** WHAT IS REQUIRED **
Report every line below that has the string "download" in it.

──────

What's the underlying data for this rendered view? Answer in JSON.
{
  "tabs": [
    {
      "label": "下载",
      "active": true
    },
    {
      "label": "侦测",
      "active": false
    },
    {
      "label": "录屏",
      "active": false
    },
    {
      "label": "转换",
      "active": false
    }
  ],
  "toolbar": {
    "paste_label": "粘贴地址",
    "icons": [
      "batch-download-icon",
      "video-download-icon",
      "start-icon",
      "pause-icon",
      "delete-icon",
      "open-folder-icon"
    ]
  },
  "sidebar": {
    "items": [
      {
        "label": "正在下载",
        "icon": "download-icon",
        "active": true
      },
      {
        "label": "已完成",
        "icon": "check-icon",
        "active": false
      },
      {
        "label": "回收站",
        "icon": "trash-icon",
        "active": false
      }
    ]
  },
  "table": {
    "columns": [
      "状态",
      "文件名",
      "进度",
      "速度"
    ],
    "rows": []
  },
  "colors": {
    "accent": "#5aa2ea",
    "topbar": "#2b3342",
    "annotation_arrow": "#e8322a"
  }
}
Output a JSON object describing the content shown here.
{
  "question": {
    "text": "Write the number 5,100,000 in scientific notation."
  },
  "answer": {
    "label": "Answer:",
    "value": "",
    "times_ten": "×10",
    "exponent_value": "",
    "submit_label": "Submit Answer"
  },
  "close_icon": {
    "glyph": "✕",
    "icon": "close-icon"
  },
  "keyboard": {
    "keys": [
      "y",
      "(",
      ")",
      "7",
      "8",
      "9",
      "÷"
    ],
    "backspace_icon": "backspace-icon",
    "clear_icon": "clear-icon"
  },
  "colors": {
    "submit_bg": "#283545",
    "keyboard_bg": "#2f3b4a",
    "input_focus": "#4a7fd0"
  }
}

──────

** SOLUTION FOR THIS TASK **
      "batch-download-icon",
      "video-download-icon",
        "icon": "download-icon",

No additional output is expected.